* _Problem to work on_
Scan the records for the string "page" and copy every line that holds it.
Records provided Block Start
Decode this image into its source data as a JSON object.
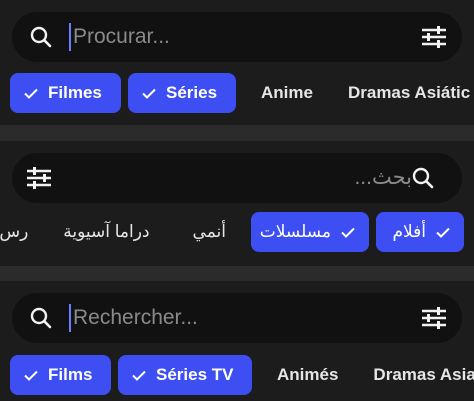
{
  "panels": [
    {
      "direction": "ltr",
      "search": {
        "placeholder": "Procurar..."
      },
      "chips": [
        {
          "label": "Filmes",
          "selected": true
        },
        {
          "label": "Séries",
          "selected": true
        },
        {
          "label": "Anime",
          "selected": false
        },
        {
          "label": "Dramas Asiátic",
          "selected": false
        }
      ]
    },
    {
      "direction": "rtl",
      "search": {
        "placeholder": "بحث..."
      },
      "chips": [
        {
          "label": "أفلام",
          "selected": true
        },
        {
          "label": "مسلسلات",
          "selected": true
        },
        {
          "label": "أنمي",
          "selected": false
        },
        {
          "label": "دراما آسيوية",
          "selected": false
        },
        {
          "label": "رس",
          "selected": false
        }
      ]
    },
    {
      "direction": "ltr",
      "search": {
        "placeholder": "Rechercher..."
      },
      "chips": [
        {
          "label": "Films",
          "selected": true
        },
        {
          "label": "Séries TV",
          "selected": true
        },
        {
          "label": "Animés",
          "selected": false
        },
        {
          "label": "Dramas Asia",
          "selected": false
        }
      ]
    }
  ],
  "icons": {
    "search": "search-icon",
    "filter": "filter-sliders-icon",
    "check": "check-icon"
  },
  "colors": {
    "background": "#2b2b2b",
    "panel": "#1c1c1c",
    "search_bar": "#111111",
    "accent": "#3d4ef2",
    "caret": "#6e7cff",
    "placeholder": "#8a8a8a",
    "text": "#e6e6e6"
  }
}
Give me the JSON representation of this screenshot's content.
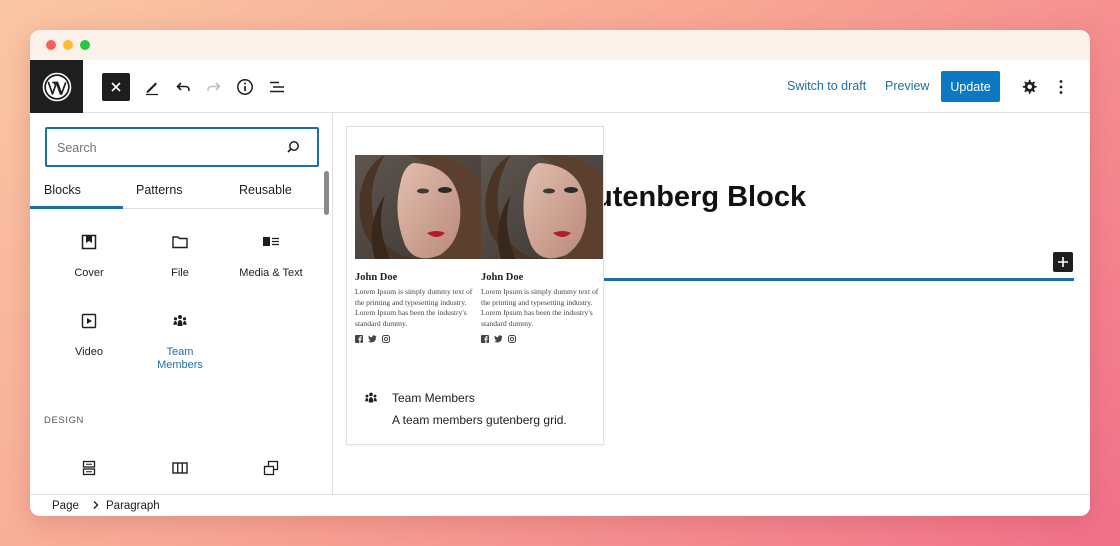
{
  "toolbar": {
    "switch_to_draft": "Switch to draft",
    "preview": "Preview",
    "update": "Update"
  },
  "search": {
    "placeholder": "Search",
    "value": ""
  },
  "tabs": [
    {
      "label": "Blocks",
      "active": true
    },
    {
      "label": "Patterns",
      "active": false
    },
    {
      "label": "Reusable",
      "active": false
    }
  ],
  "blocks": [
    {
      "label": "Cover",
      "icon": "cover-icon"
    },
    {
      "label": "File",
      "icon": "folder-icon"
    },
    {
      "label": "Media & Text",
      "icon": "media-text-icon"
    },
    {
      "label": "Video",
      "icon": "video-icon"
    },
    {
      "label": "Team Members",
      "icon": "team-icon",
      "active": true
    }
  ],
  "design_heading": "DESIGN",
  "design_icons": [
    "group-icon",
    "columns-icon",
    "stack-icon"
  ],
  "preview": {
    "members": [
      {
        "name": "John Doe",
        "bio": "Lorem Ipsum is simply dummy text of the printing and typesetting industry. Lorem Ipsum has been the industry's standard dummy."
      },
      {
        "name": "John Doe",
        "bio": "Lorem Ipsum is simply dummy text of the printing and typesetting industry. Lorem Ipsum has been the industry's standard dummy."
      }
    ],
    "block_title": "Team Members",
    "block_description": "A team members gutenberg grid."
  },
  "canvas": {
    "heading_visible": "utenberg Block"
  },
  "breadcrumb": {
    "page": "Page",
    "current": "Paragraph"
  },
  "colors": {
    "accent": "#1d6fa5",
    "update_bg": "#0a78c3",
    "dark": "#1e1e1e"
  }
}
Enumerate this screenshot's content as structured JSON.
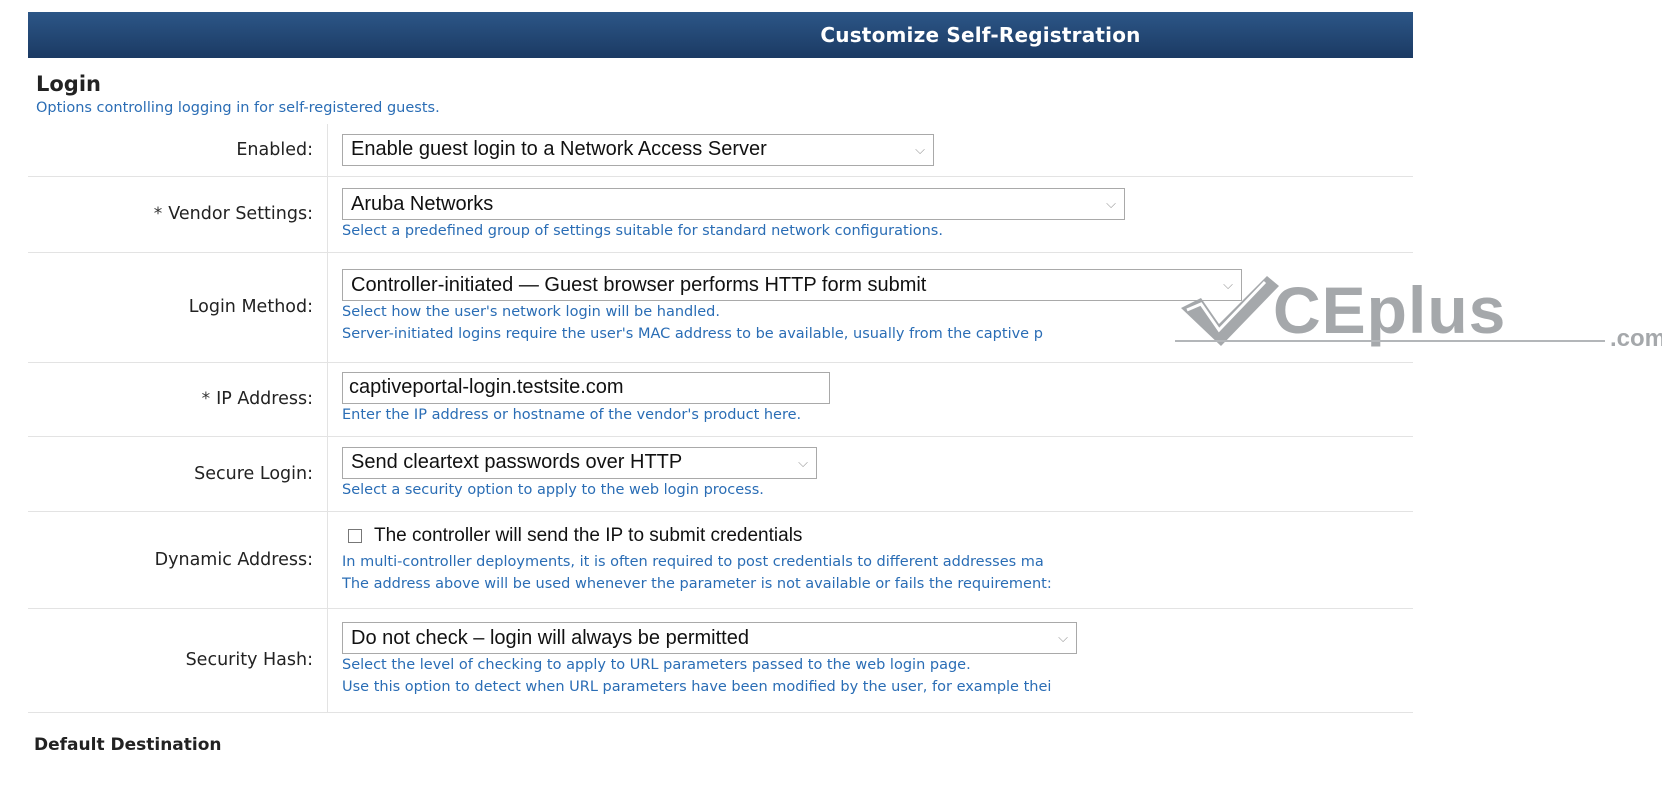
{
  "header": {
    "title": "Customize Self-Registration"
  },
  "section": {
    "title": "Login",
    "description": "Options controlling logging in for self-registered guests."
  },
  "rows": {
    "enabled": {
      "label": "Enabled:",
      "value": "Enable guest login to a Network Access Server"
    },
    "vendor": {
      "required": "*",
      "label": "Vendor Settings:",
      "value": "Aruba Networks",
      "hint": "Select a predefined group of settings suitable for standard network configurations."
    },
    "login_method": {
      "label": "Login Method:",
      "value": "Controller-initiated — Guest browser performs HTTP form submit",
      "hint1": "Select how the user's network login will be handled.",
      "hint2": "Server-initiated logins require the user's MAC address to be available, usually from the captive p"
    },
    "ip_address": {
      "required": "*",
      "label": "IP Address:",
      "value": "captiveportal-login.testsite.com",
      "hint": "Enter the IP address or hostname of the vendor's product here."
    },
    "secure_login": {
      "label": "Secure Login:",
      "value": "Send cleartext passwords over HTTP",
      "hint": "Select a security option to apply to the web login process."
    },
    "dynamic_address": {
      "label": "Dynamic Address:",
      "checkbox_label": "The controller will send the IP to submit credentials",
      "checked": false,
      "hint1": "In multi-controller deployments, it is often required to post credentials to different addresses ma",
      "hint2": "The address above will be used whenever the parameter is not available or fails the requirement:"
    },
    "security_hash": {
      "label": "Security Hash:",
      "value": "Do not check – login will always be permitted",
      "hint1": "Select the level of checking to apply to URL parameters passed to the web login page.",
      "hint2": "Use this option to detect when URL parameters have been modified by the user, for example thei"
    }
  },
  "next_section": {
    "title": "Default Destination"
  },
  "watermark": {
    "text": "CEplus",
    "suffix": ".com"
  },
  "colors": {
    "header_bg": "#1f4170",
    "hint_text": "#2a6db5",
    "watermark": "#a5a8ab"
  }
}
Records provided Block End
* _Task solution_
    "page": "Page",
      "hint1": "Select the level of checking to apply to URL parameters passed to the web login page.",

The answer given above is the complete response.